* _Your instructions_:
Please repeat each entry. Match every word exactly.

* _Data to process_:

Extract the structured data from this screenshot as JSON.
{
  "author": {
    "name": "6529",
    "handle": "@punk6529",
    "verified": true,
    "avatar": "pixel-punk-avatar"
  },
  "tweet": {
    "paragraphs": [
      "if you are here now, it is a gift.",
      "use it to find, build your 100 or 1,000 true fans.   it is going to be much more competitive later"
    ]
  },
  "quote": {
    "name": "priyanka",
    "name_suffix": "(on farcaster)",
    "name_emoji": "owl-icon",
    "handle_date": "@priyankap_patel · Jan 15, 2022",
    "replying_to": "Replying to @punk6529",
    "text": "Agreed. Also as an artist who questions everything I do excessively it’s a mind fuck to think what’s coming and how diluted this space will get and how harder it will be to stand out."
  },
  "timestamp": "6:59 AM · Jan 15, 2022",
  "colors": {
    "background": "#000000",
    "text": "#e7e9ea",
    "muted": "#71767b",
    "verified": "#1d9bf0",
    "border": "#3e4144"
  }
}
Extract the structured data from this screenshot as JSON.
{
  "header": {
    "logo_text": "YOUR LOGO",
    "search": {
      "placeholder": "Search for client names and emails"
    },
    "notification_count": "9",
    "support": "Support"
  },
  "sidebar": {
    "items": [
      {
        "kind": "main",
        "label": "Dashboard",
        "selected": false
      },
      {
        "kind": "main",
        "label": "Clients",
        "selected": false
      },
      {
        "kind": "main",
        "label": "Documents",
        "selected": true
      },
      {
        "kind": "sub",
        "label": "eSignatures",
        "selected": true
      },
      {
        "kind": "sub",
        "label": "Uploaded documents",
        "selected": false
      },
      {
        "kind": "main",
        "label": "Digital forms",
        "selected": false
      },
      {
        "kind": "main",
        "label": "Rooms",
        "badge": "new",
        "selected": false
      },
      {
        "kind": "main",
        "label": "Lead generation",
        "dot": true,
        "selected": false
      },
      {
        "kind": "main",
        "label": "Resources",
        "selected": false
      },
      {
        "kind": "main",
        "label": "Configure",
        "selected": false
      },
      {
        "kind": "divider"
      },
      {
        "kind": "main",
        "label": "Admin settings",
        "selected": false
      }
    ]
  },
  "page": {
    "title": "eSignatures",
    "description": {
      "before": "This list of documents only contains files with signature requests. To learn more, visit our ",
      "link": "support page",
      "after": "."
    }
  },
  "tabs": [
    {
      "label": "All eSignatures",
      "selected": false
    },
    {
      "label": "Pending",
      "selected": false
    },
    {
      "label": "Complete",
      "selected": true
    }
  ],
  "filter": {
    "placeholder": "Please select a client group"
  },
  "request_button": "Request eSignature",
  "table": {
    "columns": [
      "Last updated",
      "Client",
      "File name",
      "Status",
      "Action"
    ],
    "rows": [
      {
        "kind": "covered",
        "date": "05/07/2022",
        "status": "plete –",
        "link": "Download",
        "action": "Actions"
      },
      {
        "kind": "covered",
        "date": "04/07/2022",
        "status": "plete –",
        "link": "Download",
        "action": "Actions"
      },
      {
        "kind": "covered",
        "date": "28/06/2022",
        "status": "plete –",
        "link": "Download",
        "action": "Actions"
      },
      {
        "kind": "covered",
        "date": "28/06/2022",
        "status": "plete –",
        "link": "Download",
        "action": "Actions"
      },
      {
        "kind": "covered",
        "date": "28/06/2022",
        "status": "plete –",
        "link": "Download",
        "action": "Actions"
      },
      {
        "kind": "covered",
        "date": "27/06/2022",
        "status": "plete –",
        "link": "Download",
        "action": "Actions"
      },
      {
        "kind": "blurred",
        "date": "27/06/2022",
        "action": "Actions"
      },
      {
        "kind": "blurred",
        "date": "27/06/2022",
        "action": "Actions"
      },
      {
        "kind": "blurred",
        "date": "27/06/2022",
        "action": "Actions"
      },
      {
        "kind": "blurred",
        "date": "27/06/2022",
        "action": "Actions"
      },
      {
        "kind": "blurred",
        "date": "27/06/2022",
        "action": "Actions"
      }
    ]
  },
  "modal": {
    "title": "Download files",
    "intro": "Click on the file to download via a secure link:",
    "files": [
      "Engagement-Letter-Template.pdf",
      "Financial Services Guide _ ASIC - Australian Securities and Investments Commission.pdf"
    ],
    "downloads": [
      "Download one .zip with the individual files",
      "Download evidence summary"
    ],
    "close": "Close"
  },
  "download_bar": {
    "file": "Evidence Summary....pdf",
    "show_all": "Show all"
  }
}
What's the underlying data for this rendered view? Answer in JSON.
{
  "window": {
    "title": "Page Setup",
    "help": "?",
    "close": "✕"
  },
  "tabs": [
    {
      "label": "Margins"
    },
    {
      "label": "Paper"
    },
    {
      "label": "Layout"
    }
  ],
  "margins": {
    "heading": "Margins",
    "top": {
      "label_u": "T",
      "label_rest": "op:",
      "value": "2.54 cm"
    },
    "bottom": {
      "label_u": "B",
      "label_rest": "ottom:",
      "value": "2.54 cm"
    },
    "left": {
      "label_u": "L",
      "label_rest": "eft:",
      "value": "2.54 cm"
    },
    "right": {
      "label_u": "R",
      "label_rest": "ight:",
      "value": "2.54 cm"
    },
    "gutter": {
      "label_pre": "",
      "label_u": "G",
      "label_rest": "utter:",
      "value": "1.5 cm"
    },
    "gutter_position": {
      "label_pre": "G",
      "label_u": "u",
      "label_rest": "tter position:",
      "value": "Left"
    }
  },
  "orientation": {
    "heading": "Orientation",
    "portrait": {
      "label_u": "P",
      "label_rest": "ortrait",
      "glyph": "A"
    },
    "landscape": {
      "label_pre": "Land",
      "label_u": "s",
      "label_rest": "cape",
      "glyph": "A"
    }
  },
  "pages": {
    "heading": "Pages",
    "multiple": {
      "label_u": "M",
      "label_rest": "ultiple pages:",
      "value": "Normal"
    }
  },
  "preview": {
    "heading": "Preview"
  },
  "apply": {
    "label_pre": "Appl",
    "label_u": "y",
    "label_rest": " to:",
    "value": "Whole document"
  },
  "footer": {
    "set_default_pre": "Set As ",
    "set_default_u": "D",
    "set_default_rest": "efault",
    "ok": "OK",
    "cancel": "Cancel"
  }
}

* _Response_:
Extract the structured data from this screenshot as JSON.
{
  "author": {
    "name": "6529",
    "handle": "@punk6529",
    "verified": true,
    "avatar": "pixel-punk-avatar"
  },
  "tweet": {
    "paragraphs": [
      "if you are here now, it is a gift.",
      "use it to find, build your 100 or 1,000 true fans.   it is going to be much more competitive later"
    ]
  },
  "quote": {
    "name": "priyanka",
    "name_suffix": "(on farcaster)",
    "name_emoji": "owl-icon",
    "handle_date": "@priyankap_patel · Jan 15, 2022",
    "replying_to": "Replying to @punk6529",
    "text": "Agreed. Also as an artist who questions everything I do excessively it’s a mind fuck to think what’s coming and how diluted this space will get and how harder it will be to stand out."
  },
  "timestamp": "6:59 AM · Jan 15, 2022",
  "colors": {
    "background": "#000000",
    "text": "#e7e9ea",
    "muted": "#71767b",
    "verified": "#1d9bf0",
    "border": "#3e4144"
  }
}
Extract the structured data from this screenshot as JSON.
{
  "header": {
    "logo_text": "YOUR LOGO",
    "search": {
      "placeholder": "Search for client names and emails"
    },
    "notification_count": "9",
    "support": "Support"
  },
  "sidebar": {
    "items": [
      {
        "kind": "main",
        "label": "Dashboard",
        "selected": false
      },
      {
        "kind": "main",
        "label": "Clients",
        "selected": false
      },
      {
        "kind": "main",
        "label": "Documents",
        "selected": true
      },
      {
        "kind": "sub",
        "label": "eSignatures",
        "selected": true
      },
      {
        "kind": "sub",
        "label": "Uploaded documents",
        "selected": false
      },
      {
        "kind": "main",
        "label": "Digital forms",
        "selected": false
      },
      {
        "kind": "main",
        "label": "Rooms",
        "badge": "new",
        "selected": false
      },
      {
        "kind": "main",
        "label": "Lead generation",
        "dot": true,
        "selected": false
      },
      {
        "kind": "main",
        "label": "Resources",
        "selected": false
      },
      {
        "kind": "main",
        "label": "Configure",
        "selected": false
      },
      {
        "kind": "divider"
      },
      {
        "kind": "main",
        "label": "Admin settings",
        "selected": false
      }
    ]
  },
  "page": {
    "title": "eSignatures",
    "description": {
      "before": "This list of documents only contains files with signature requests. To learn more, visit our ",
      "link": "support page",
      "after": "."
    }
  },
  "tabs": [
    {
      "label": "All eSignatures",
      "selected": false
    },
    {
      "label": "Pending",
      "selected": false
    },
    {
      "label": "Complete",
      "selected": true
    }
  ],
  "filter": {
    "placeholder": "Please select a client group"
  },
  "request_button": "Request eSignature",
  "table": {
    "columns": [
      "Last updated",
      "Client",
      "File name",
      "Status",
      "Action"
    ],
    "rows": [
      {
        "kind": "covered",
        "date": "05/07/2022",
        "status": "plete –",
        "link": "Download",
        "action": "Actions"
      },
      {
        "kind": "covered",
        "date": "04/07/2022",
        "status": "plete –",
        "link": "Download",
        "action": "Actions"
      },
      {
        "kind": "covered",
        "date": "28/06/2022",
        "status": "plete –",
        "link": "Download",
        "action": "Actions"
      },
      {
        "kind": "covered",
        "date": "28/06/2022",
        "status": "plete –",
        "link": "Download",
        "action": "Actions"
      },
      {
        "kind": "covered",
        "date": "28/06/2022",
        "status": "plete –",
        "link": "Download",
        "action": "Actions"
      },
      {
        "kind": "covered",
        "date": "27/06/2022",
        "status": "plete –",
        "link": "Download",
        "action": "Actions"
      },
      {
        "kind": "blurred",
        "date": "27/06/2022",
        "action": "Actions"
      },
      {
        "kind": "blurred",
        "date": "27/06/2022",
        "action": "Actions"
      },
      {
        "kind": "blurred",
        "date": "27/06/2022",
        "action": "Actions"
      },
      {
        "kind": "blurred",
        "date": "27/06/2022",
        "action": "Actions"
      },
      {
        "kind": "blurred",
        "date": "27/06/2022",
        "action": "Actions"
      }
    ]
  },
  "modal": {
    "title": "Download files",
    "intro": "Click on the file to download via a secure link:",
    "files": [
      "Engagement-Letter-Template.pdf",
      "Financial Services Guide _ ASIC - Australian Securities and Investments Commission.pdf"
    ],
    "downloads": [
      "Download one .zip with the individual files",
      "Download evidence summary"
    ],
    "close": "Close"
  },
  "download_bar": {
    "file": "Evidence Summary....pdf",
    "show_all": "Show all"
  }
}
What's the underlying data for this rendered view? Answer in JSON.
{
  "window": {
    "title": "Page Setup",
    "help": "?",
    "close": "✕"
  },
  "tabs": [
    {
      "label": "Margins"
    },
    {
      "label": "Paper"
    },
    {
      "label": "Layout"
    }
  ],
  "margins": {
    "heading": "Margins",
    "top": {
      "label_u": "T",
      "label_rest": "op:",
      "value": "2.54 cm"
    },
    "bottom": {
      "label_u": "B",
      "label_rest": "ottom:",
      "value": "2.54 cm"
    },
    "left": {
      "label_u": "L",
      "label_rest": "eft:",
      "value": "2.54 cm"
    },
    "right": {
      "label_u": "R",
      "label_rest": "ight:",
      "value": "2.54 cm"
    },
    "gutter": {
      "label_pre": "",
      "label_u": "G",
      "label_rest": "utter:",
      "value": "1.5 cm"
    },
    "gutter_position": {
      "label_pre": "G",
      "label_u": "u",
      "label_rest": "tter position:",
      "value": "Left"
    }
  },
  "orientation": {
    "heading": "Orientation",
    "portrait": {
      "label_u": "P",
      "label_rest": "ortrait",
      "glyph": "A"
    },
    "landscape": {
      "label_pre": "Land",
      "label_u": "s",
      "label_rest": "cape",
      "glyph": "A"
    }
  },
  "pages": {
    "heading": "Pages",
    "multiple": {
      "label_u": "M",
      "label_rest": "ultiple pages:",
      "value": "Normal"
    }
  },
  "preview": {
    "heading": "Preview"
  },
  "apply": {
    "label_pre": "Appl",
    "label_u": "y",
    "label_rest": " to:",
    "value": "Whole document"
  },
  "footer": {
    "set_default_pre": "Set As ",
    "set_default_u": "D",
    "set_default_rest": "efault",
    "ok": "OK",
    "cancel": "Cancel"
  }
}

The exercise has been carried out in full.